Nick Beggs, bassist with Steven Wilson, talks about the impact Chris Squire had on his playing and reflects on the work of the man he called his friend
“I was influenced by many players from the 70s but Chris Squire was the number one geezer as far as I was concerned. He was where I saw my sound and where I wanted to go musically. I was aware of Fish Out Of Water when it first came out but I didn’t get a chance to hear it until sometime around 2005. I took it around on tour with me, listening to it almost like a piece of homework because I felt like it was one of those things that I had to get into. Hearing it initially, like most really good records, I knew it was going to take a bit of listening because it was quite dense. When I delved into it and got into the orchestration, to the production and the playing, I realised that it was such a rich construction.
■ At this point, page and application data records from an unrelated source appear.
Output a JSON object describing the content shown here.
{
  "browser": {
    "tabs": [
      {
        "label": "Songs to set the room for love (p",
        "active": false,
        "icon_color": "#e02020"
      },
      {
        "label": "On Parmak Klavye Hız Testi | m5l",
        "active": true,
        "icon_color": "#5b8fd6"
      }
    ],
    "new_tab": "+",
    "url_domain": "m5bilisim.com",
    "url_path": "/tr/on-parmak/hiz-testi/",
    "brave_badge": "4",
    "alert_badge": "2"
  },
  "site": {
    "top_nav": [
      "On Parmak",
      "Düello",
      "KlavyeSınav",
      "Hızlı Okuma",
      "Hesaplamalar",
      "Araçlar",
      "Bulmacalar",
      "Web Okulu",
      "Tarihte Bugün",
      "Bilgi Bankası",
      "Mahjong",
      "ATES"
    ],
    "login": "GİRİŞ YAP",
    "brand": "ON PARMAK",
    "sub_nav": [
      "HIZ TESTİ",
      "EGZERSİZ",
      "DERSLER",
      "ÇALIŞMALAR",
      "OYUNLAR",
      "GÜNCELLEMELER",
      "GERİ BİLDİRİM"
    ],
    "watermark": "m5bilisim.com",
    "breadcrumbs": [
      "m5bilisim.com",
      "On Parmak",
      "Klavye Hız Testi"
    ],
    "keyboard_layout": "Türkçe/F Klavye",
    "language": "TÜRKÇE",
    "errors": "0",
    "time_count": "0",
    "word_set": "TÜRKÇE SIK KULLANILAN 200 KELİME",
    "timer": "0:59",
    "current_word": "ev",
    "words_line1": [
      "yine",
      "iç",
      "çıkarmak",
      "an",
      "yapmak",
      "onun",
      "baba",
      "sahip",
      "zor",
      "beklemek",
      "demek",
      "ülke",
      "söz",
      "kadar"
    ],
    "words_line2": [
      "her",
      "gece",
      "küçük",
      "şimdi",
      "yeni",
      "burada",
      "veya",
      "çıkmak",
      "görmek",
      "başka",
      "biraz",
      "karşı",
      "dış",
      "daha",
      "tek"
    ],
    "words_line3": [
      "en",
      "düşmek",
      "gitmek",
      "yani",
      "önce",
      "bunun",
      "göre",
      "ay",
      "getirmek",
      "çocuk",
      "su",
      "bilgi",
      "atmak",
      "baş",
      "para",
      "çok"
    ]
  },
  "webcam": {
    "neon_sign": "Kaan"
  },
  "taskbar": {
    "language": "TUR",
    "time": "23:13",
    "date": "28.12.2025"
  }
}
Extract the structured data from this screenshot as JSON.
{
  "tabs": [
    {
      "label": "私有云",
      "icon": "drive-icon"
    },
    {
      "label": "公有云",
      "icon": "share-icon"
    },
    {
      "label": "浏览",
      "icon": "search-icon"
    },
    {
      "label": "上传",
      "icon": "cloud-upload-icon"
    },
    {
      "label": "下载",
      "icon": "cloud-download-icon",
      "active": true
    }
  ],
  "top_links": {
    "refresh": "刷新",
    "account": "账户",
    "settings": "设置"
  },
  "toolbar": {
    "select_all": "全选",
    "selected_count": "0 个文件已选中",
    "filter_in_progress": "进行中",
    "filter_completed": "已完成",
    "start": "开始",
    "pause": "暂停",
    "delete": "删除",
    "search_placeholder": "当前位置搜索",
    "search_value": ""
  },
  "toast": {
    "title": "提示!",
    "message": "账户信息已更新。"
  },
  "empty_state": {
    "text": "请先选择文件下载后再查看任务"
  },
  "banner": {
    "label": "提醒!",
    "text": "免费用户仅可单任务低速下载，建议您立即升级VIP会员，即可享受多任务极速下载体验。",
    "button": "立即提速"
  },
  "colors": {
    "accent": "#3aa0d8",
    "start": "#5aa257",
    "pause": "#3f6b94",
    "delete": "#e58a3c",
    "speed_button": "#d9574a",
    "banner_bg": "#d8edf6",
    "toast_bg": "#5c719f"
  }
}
“Chris is a symphonic bass player. If you listen to what he plays, there are so many voicings, so many different styles and sounds and production ideas going on. Apart from Chris’ full palette of bass sounds, Andrew Pryce Jackman’s arrangements and orchestrations make it so sweet and so beautiful.
“From a writing point of view, it fits into the progressive genre. There’s a lot of extemporisation, long-form ideas in keeping with the progressive idiom. With my ‘pop music’ head on, an album should be 10 songs, but that was never the way with progressive musicians. They always extemporised everything and that’s what this record has. It takes a few really great ideas and really extrapolates them to something else, which again is why I loved Yes so much.
“All the tracks from Fish Out Of Water have something amazing about them but if I had to pick one moment, I think I’d go for the beginning of Silently Falling, with Jimmy Hastings’ flute. It’s almost like drinking a fine Scotch whisky and then adding a little spring water to it: the bouquet completely opens up. You feel that you’ve got inside the head of the artist. It’s one of my favourite records. Absolutely amazing.
“I was very fortunate to get to know Chris and hung out with him a lot. We’d hook up whenever the opportunity arose. I tried to go and see him when he was in the hospital in Phoenix and called his wife, Scottie, a couple of weeks before he died, offering to bring him some grapes and plump up his pillows for him, which I think made him laugh.
“I had a very good measure of what sort of person he was. He was a man who’d had extraordinary success all his professional life. I think if you have that kind of existence, it magnifies everything about you, good and bad. You don’t necessarily have the ability to see how you’re behaving. I think anyone who has had even a modicum of success in the music industry can attest to the fact that those things are easy to slip into. That never coloured my feelings about Chris. I always told him how grateful I was for what he’d given to me in terms of a vocabulary and a desire at the age of 15 to become a professional musician.”